Task brief: Going line by line through the entries below, count those that contain "obsahu". Give the number by itself.

Exercise input:

§

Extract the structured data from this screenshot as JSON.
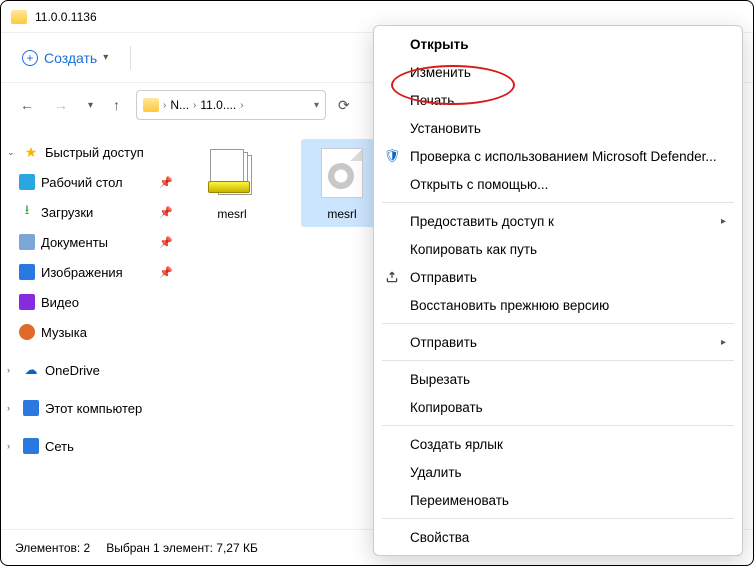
{
  "window": {
    "title": "11.0.0.1136"
  },
  "toolbar": {
    "create_label": "Создать"
  },
  "breadcrumb": {
    "seg1": "N...",
    "seg2": "11.0...."
  },
  "sidebar": {
    "quick": "Быстрый доступ",
    "desktop": "Рабочий стол",
    "downloads": "Загрузки",
    "documents": "Документы",
    "pictures": "Изображения",
    "video": "Видео",
    "music": "Музыка",
    "onedrive": "OneDrive",
    "thispc": "Этот компьютер",
    "network": "Сеть"
  },
  "files": {
    "file1": "mesrl",
    "file2": "mesrl"
  },
  "status": {
    "elements": "Элементов: 2",
    "selected": "Выбран 1 элемент: 7,27 КБ"
  },
  "context": {
    "open": "Открыть",
    "edit": "Изменить",
    "print": "Печать",
    "install": "Установить",
    "defender": "Проверка с использованием Microsoft Defender...",
    "open_with": "Открыть с помощью...",
    "give_access": "Предоставить доступ к",
    "copy_path": "Копировать как путь",
    "send": "Отправить",
    "restore": "Восстановить прежнюю версию",
    "send2": "Отправить",
    "cut": "Вырезать",
    "copy": "Копировать",
    "shortcut": "Создать ярлык",
    "delete": "Удалить",
    "rename": "Переименовать",
    "properties": "Свойства"
  }
}
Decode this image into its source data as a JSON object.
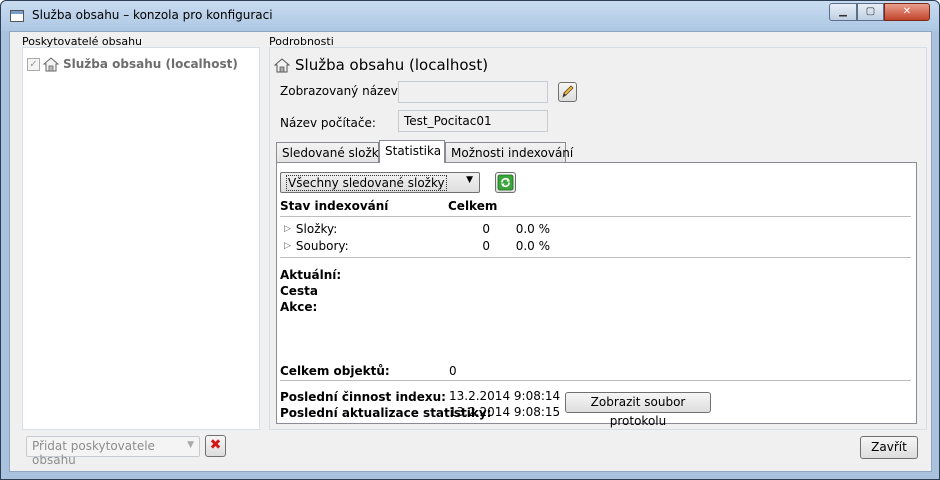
{
  "window": {
    "title": "Služba obsahu – konzola pro konfiguraci",
    "minimize_glyph": "▁",
    "maximize_glyph": "▢",
    "close_glyph": "✕"
  },
  "providers": {
    "group_label": "Poskytovatelé obsahu",
    "items": [
      {
        "label": "Služba obsahu (localhost)",
        "checked": true,
        "icon": "house-icon"
      }
    ],
    "add_combo_placeholder": "Přidat poskytovatele obsahu",
    "delete_glyph": "✖"
  },
  "details": {
    "group_label": "Podrobnosti",
    "title": "Služba obsahu (localhost)",
    "display_name_label": "Zobrazovaný název:",
    "display_name_value": "",
    "computer_name_label": "Název počítače:",
    "computer_name_value": "Test_Pocitac01"
  },
  "tabs": [
    {
      "label": "Sledované složky",
      "active": false
    },
    {
      "label": "Statistika",
      "active": true
    },
    {
      "label": "Možnosti indexování",
      "active": false
    }
  ],
  "statistics": {
    "folder_filter_selected": "Všechny sledované složky",
    "columns": {
      "state": "Stav indexování",
      "total": "Celkem"
    },
    "rows": [
      {
        "label": "Složky:",
        "count": "0",
        "percent": "0.0 %"
      },
      {
        "label": "Soubory:",
        "count": "0",
        "percent": "0.0 %"
      }
    ],
    "current_label": "Aktuální:",
    "path_label": "Cesta",
    "action_label": "Akce:",
    "total_objects_label": "Celkem objektů:",
    "total_objects_value": "0",
    "last_index_activity_label": "Poslední činnost indexu:",
    "last_index_activity_value": "13.2.2014 9:08:14",
    "last_stats_update_label": "Poslední aktualizace statistiky:",
    "last_stats_update_value": "13.2.2014 9:08:15",
    "show_log_button": "Zobrazit soubor protokolu"
  },
  "footer": {
    "close_button": "Zavřít"
  },
  "colors": {
    "accent_blue": "#a9c3df",
    "close_red": "#c2432a",
    "refresh_green": "#2e9a2e",
    "delete_red": "#d41818"
  }
}
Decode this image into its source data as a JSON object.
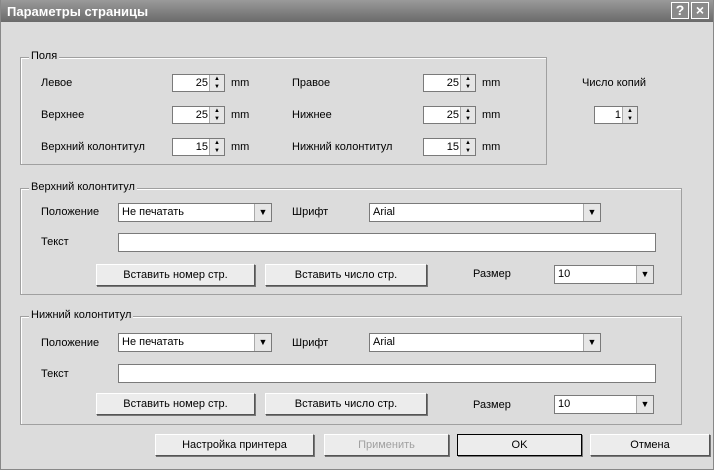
{
  "window": {
    "title": "Параметры страницы",
    "help_icon": "?",
    "close_icon": "×"
  },
  "margins": {
    "legend": "Поля",
    "left_label": "Левое",
    "left_value": "25",
    "top_label": "Верхнее",
    "top_value": "25",
    "header_label": "Верхний колонтитул",
    "header_value": "15",
    "right_label": "Правое",
    "right_value": "25",
    "bottom_label": "Нижнее",
    "bottom_value": "25",
    "footer_label": "Нижний колонтитул",
    "footer_value": "15",
    "unit": "mm"
  },
  "copies": {
    "label": "Число копий",
    "value": "1"
  },
  "header": {
    "legend": "Верхний колонтитул",
    "position_label": "Положение",
    "position_value": "Не печатать",
    "font_label": "Шрифт",
    "font_value": "Arial",
    "text_label": "Текст",
    "text_value": "",
    "insert_page_number": "Вставить номер стр.",
    "insert_page_count": "Вставить число стр.",
    "size_label": "Размер",
    "size_value": "10"
  },
  "footer": {
    "legend": "Нижний колонтитул",
    "position_label": "Положение",
    "position_value": "Не печатать",
    "font_label": "Шрифт",
    "font_value": "Arial",
    "text_label": "Текст",
    "text_value": "",
    "insert_page_number": "Вставить номер стр.",
    "insert_page_count": "Вставить число стр.",
    "size_label": "Размер",
    "size_value": "10"
  },
  "buttons": {
    "printer_setup": "Настройка принтера",
    "apply": "Применить",
    "ok": "OK",
    "cancel": "Отмена"
  }
}
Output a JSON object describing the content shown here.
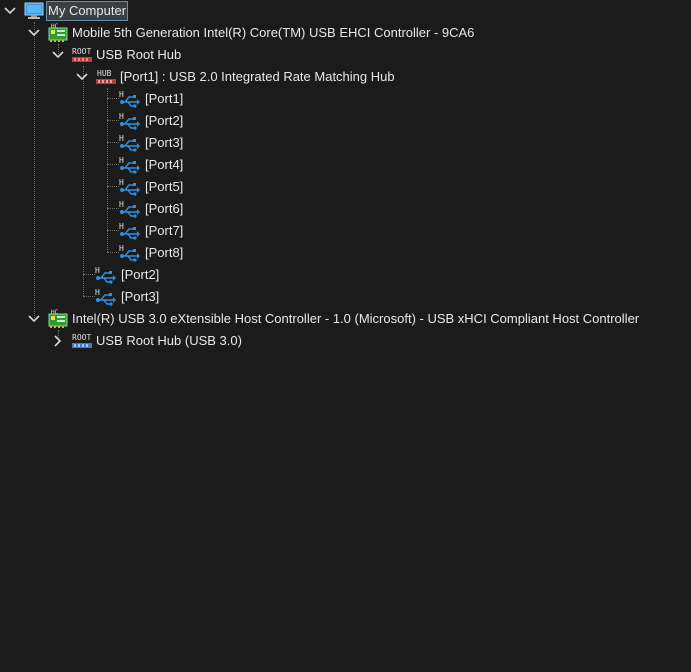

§

Result: 5